Retype word for word the line containing "Enumerate this screenshot's" and each line that follows it in the records below, through the last one, with no pictures.

—————

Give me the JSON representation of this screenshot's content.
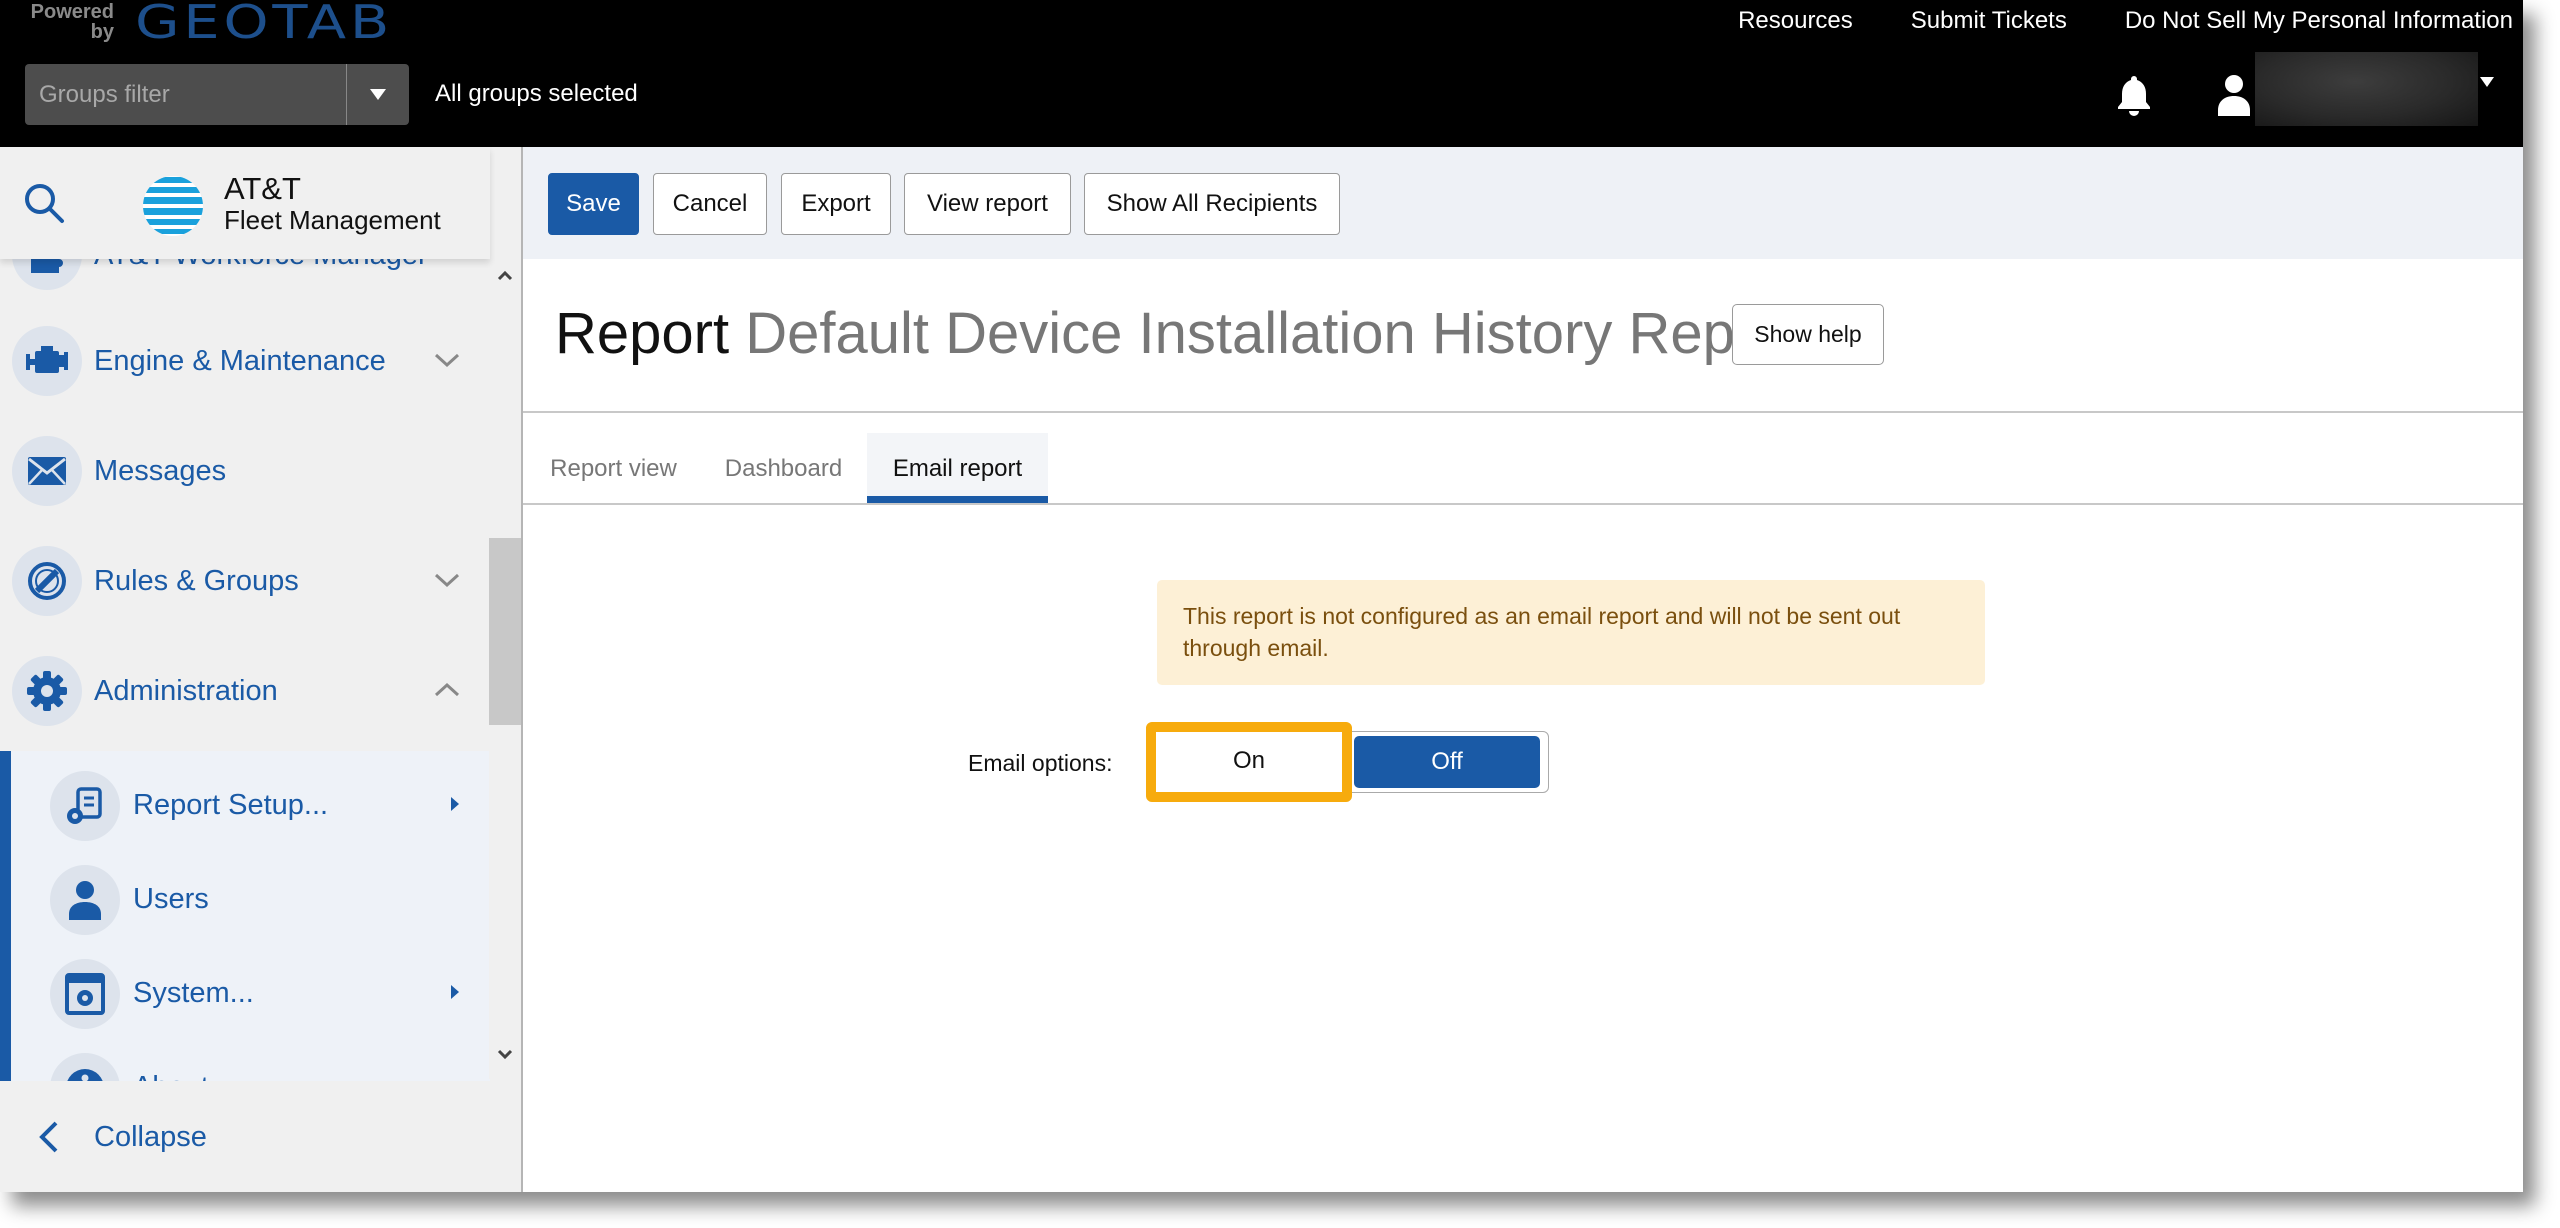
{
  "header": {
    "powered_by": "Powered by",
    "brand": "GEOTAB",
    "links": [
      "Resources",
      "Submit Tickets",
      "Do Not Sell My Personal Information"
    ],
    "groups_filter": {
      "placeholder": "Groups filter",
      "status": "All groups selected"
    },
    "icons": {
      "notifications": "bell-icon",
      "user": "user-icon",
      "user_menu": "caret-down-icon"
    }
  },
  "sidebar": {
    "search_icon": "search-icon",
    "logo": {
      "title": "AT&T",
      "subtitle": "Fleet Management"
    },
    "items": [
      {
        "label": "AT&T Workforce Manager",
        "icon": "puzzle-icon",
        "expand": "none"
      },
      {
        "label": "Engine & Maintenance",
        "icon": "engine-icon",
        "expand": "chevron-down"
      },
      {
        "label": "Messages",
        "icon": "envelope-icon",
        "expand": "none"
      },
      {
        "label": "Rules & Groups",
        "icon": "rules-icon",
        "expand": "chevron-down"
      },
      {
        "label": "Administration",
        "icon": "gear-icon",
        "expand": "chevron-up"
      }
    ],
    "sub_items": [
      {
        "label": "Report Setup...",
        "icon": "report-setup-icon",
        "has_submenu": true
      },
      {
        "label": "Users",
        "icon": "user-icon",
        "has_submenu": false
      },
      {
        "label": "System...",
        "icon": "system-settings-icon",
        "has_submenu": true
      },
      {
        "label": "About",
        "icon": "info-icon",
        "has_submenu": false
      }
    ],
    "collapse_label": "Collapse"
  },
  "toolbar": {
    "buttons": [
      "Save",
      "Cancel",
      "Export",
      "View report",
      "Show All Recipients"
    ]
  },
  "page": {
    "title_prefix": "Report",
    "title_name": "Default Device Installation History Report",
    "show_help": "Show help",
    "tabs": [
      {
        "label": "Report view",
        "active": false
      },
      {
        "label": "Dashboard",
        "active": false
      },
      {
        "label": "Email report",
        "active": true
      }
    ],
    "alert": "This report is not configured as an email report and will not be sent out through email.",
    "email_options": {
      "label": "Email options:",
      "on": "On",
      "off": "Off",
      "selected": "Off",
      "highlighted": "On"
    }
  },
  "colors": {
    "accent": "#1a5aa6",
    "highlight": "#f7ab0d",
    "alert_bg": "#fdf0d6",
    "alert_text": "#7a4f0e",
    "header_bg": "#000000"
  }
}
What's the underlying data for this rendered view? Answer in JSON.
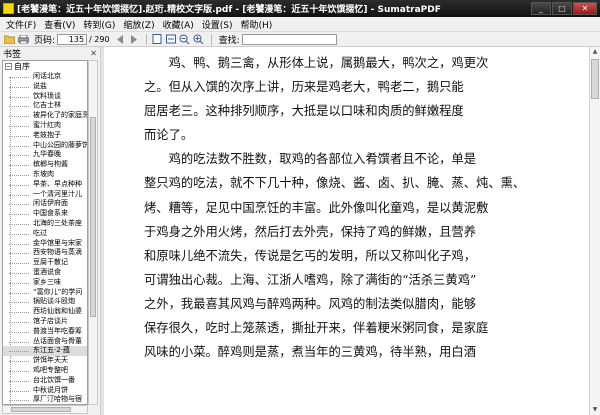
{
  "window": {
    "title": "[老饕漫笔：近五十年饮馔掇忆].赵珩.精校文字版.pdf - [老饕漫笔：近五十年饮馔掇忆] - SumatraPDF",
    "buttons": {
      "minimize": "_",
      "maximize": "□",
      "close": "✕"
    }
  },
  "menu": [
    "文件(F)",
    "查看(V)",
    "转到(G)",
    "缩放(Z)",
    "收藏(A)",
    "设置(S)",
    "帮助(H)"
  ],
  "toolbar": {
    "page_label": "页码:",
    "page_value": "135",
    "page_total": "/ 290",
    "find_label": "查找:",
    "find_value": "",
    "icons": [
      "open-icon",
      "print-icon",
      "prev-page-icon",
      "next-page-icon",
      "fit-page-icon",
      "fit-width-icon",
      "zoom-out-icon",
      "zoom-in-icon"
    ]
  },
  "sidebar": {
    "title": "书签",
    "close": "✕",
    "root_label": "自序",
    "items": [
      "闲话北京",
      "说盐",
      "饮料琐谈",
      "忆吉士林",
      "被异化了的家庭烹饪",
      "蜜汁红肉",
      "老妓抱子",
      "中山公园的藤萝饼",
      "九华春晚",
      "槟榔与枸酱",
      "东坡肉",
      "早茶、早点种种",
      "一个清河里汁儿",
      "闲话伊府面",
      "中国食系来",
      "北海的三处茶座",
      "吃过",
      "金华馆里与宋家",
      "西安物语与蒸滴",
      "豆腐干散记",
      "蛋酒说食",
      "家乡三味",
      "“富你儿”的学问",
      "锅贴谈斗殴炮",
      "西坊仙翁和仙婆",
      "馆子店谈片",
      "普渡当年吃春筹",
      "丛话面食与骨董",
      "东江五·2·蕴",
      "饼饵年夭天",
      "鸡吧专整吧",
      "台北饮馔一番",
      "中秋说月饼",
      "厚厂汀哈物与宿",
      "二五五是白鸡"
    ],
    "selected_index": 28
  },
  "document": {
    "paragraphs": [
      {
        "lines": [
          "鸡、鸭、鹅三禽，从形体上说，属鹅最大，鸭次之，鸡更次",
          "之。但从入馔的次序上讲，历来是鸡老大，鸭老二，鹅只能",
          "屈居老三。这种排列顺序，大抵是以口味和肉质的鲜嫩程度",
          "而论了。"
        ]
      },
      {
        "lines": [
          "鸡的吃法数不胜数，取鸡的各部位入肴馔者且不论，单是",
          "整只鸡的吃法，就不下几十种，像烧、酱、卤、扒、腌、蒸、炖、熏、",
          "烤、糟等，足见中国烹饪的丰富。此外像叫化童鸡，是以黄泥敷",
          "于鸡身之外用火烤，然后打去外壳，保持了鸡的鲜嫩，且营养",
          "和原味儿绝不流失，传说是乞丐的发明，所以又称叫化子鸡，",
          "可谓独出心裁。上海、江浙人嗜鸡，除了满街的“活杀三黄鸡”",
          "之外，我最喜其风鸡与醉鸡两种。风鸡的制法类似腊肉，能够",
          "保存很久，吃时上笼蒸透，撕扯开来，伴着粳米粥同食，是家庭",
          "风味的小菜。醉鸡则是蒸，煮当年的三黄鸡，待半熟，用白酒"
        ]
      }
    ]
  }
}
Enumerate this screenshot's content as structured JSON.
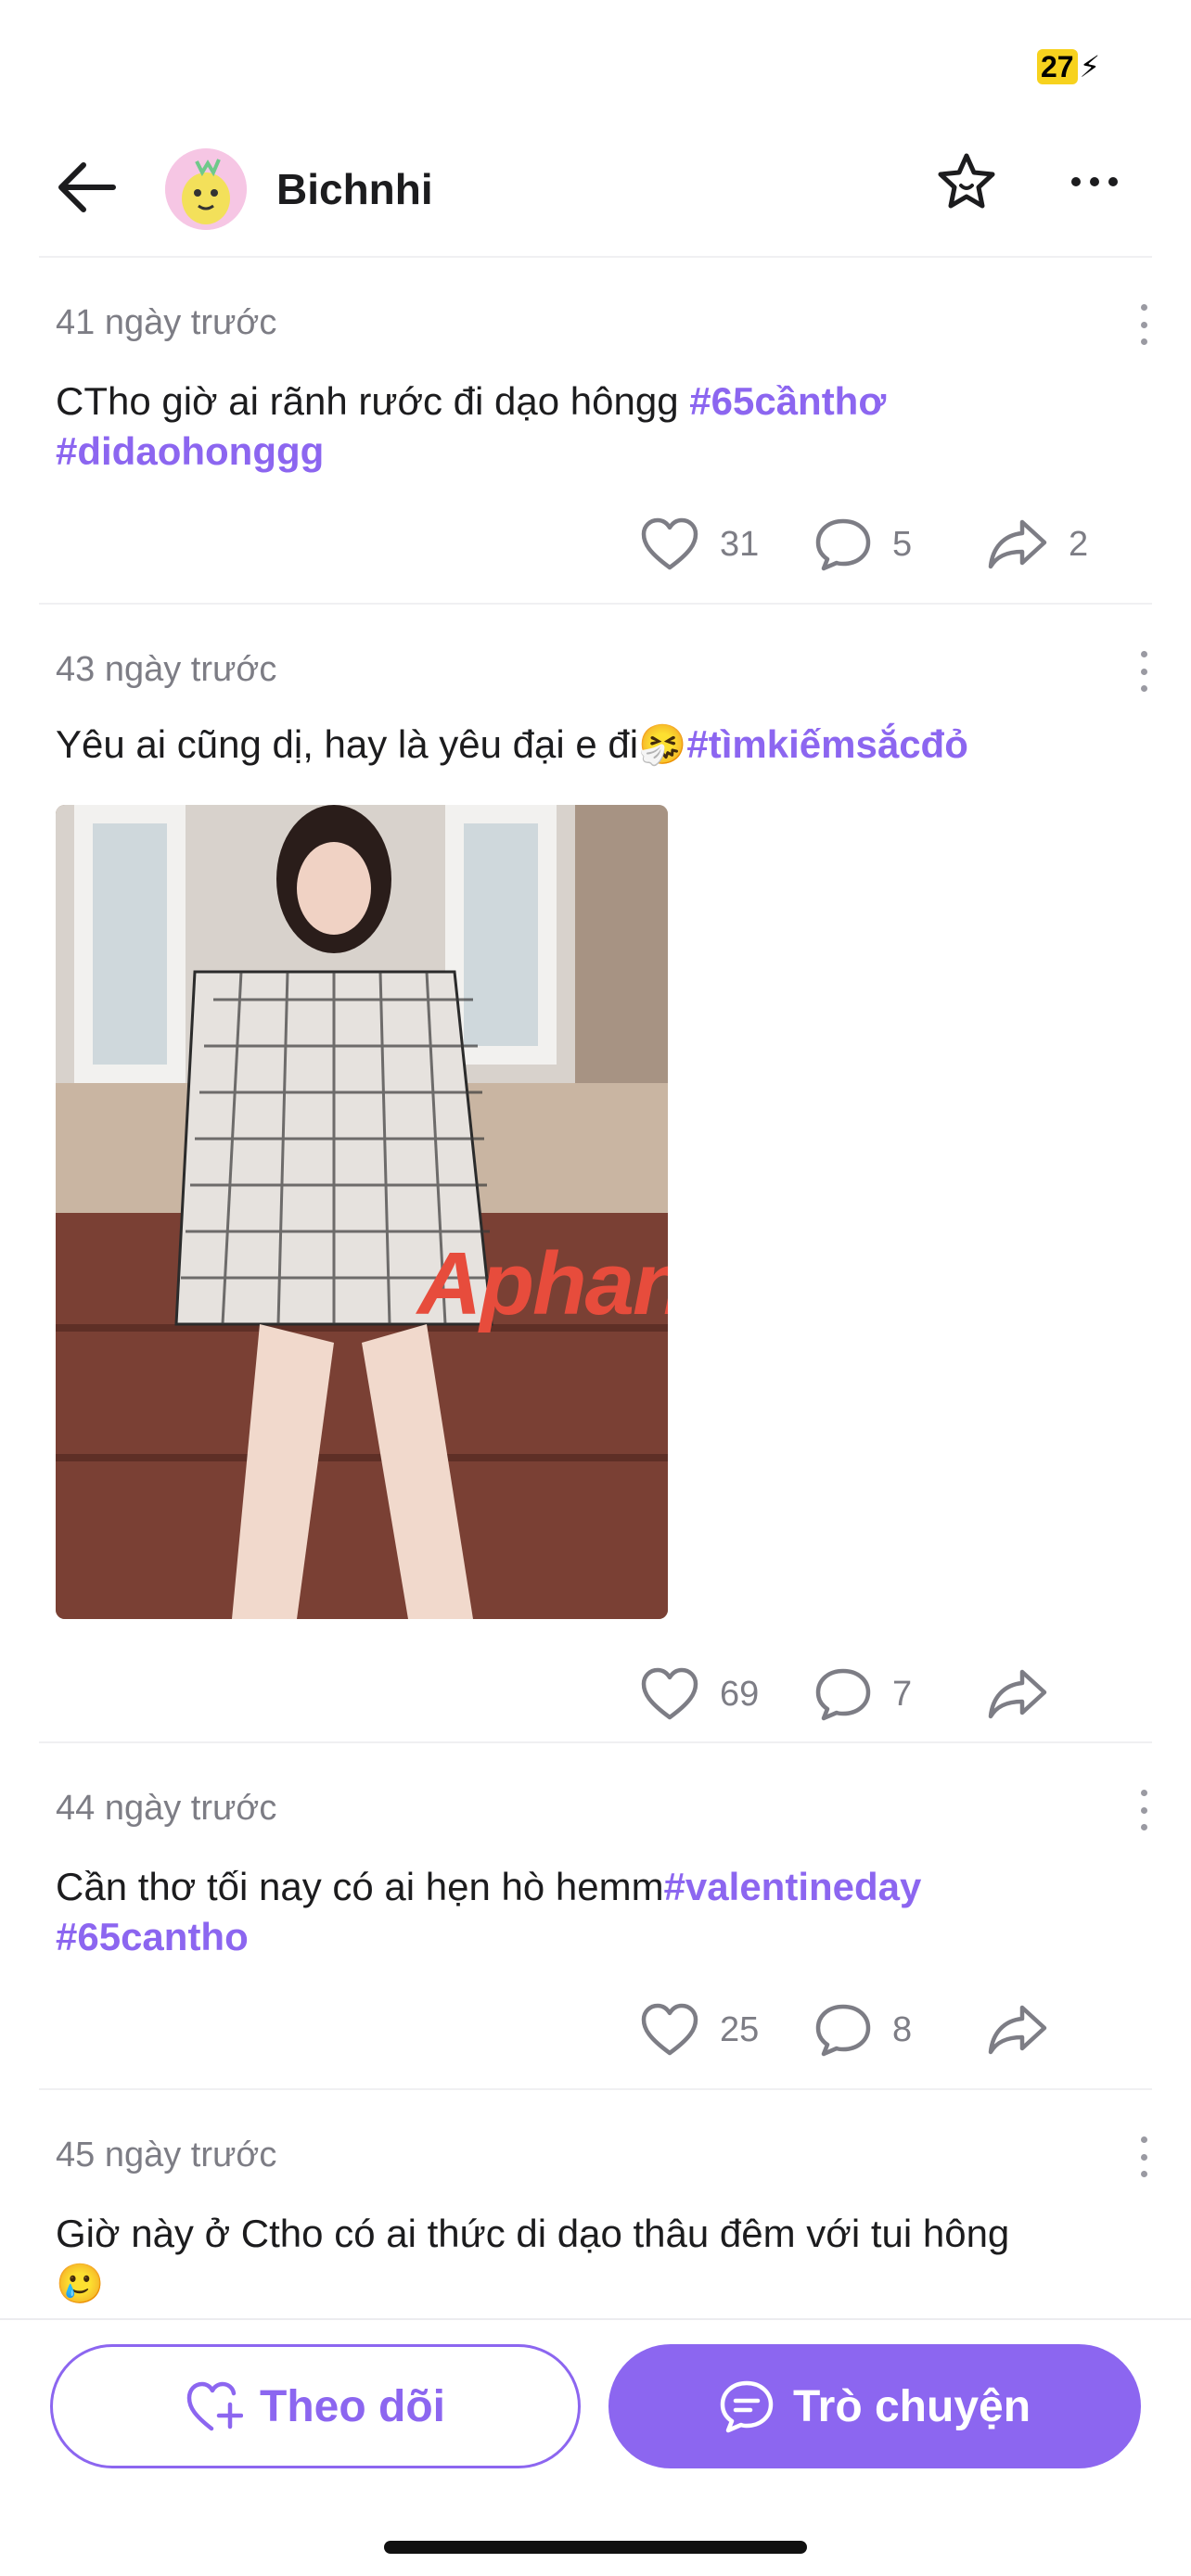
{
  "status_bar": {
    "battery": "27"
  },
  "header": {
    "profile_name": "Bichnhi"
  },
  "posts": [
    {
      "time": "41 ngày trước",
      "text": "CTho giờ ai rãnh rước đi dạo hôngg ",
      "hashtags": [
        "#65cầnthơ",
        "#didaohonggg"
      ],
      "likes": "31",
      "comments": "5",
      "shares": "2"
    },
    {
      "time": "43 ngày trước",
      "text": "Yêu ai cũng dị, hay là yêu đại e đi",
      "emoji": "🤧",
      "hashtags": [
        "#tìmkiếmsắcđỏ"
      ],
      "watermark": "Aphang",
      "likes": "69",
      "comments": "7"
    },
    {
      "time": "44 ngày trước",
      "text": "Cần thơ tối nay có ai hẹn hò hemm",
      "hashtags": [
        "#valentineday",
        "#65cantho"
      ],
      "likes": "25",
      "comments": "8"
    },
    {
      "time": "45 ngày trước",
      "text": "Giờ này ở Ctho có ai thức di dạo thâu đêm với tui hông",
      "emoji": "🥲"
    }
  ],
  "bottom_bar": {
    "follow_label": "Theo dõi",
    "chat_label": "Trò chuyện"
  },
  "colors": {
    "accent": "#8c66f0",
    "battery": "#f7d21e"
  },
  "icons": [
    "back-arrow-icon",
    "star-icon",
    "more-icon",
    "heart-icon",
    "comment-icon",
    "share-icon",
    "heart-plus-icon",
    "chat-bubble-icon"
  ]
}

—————

### Solved exercise
Enumerate this screenshot's content as structured JSON.
{
  "status_bar": {
    "battery": "27"
  },
  "header": {
    "profile_name": "Bichnhi"
  },
  "posts": [
    {
      "time": "41 ngày trước",
      "text": "CTho giờ ai rãnh rước đi dạo hôngg ",
      "hashtags": [
        "#65cầnthơ",
        "#didaohonggg"
      ],
      "likes": "31",
      "comments": "5",
      "shares": "2"
    },
    {
      "time": "43 ngày trước",
      "text": "Yêu ai cũng dị, hay là yêu đại e đi",
      "emoji": "🤧",
      "hashtags": [
        "#tìmkiếmsắcđỏ"
      ],
      "watermark": "Aphang",
      "likes": "69",
      "comments": "7"
    },
    {
      "time": "44 ngày trước",
      "text": "Cần thơ tối nay có ai hẹn hò hemm",
      "hashtags": [
        "#valentineday",
        "#65cantho"
      ],
      "likes": "25",
      "comments": "8"
    },
    {
      "time": "45 ngày trước",
      "text": "Giờ này ở Ctho có ai thức di dạo thâu đêm với tui hông",
      "emoji": "🥲"
    }
  ],
  "bottom_bar": {
    "follow_label": "Theo dõi",
    "chat_label": "Trò chuyện"
  },
  "colors": {
    "accent": "#8c66f0",
    "battery": "#f7d21e"
  },
  "icons": [
    "back-arrow-icon",
    "star-icon",
    "more-icon",
    "heart-icon",
    "comment-icon",
    "share-icon",
    "heart-plus-icon",
    "chat-bubble-icon"
  ]
}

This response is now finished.